### Prompt
Among the records below, find each line bearing the word "value" and copy it.
Top of Record excerpts
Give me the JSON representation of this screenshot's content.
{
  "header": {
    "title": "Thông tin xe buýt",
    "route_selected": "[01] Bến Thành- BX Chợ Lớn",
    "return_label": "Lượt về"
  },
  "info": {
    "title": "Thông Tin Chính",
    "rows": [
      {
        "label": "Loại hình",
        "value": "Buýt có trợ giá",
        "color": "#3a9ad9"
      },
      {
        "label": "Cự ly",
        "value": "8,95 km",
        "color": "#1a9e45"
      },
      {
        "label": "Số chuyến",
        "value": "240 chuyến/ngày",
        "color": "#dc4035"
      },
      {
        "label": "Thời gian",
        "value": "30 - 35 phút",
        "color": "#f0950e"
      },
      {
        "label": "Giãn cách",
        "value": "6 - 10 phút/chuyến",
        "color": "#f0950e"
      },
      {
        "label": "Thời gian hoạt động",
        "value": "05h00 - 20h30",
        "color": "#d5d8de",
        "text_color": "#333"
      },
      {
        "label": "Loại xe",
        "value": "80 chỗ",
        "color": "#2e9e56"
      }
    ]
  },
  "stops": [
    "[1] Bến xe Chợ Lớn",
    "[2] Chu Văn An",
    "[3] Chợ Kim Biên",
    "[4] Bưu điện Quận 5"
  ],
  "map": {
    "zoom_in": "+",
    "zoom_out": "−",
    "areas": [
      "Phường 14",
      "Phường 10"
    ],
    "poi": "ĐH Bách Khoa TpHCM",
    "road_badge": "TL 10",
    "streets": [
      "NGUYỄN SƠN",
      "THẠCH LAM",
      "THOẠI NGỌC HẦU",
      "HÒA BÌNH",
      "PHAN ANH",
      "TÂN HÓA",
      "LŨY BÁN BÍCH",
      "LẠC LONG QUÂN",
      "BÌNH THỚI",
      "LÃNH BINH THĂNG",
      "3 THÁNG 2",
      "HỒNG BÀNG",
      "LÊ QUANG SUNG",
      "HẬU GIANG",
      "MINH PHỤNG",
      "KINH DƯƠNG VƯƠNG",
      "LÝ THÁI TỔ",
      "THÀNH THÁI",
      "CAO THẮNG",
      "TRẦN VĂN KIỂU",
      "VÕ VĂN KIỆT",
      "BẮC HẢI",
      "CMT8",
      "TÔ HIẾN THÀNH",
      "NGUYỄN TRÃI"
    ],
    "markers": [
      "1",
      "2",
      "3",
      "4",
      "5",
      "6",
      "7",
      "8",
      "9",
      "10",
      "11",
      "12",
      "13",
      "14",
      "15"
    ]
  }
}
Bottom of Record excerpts
### Output
        "value": "Buýt có trợ giá",
        "value": "8,95 km",
        "value": "240 chuyến/ngày",
        "value": "30 - 35 phút",
        "value": "6 - 10 phút/chuyến",
        "value": "05h00 - 20h30",
        "value": "80 chỗ",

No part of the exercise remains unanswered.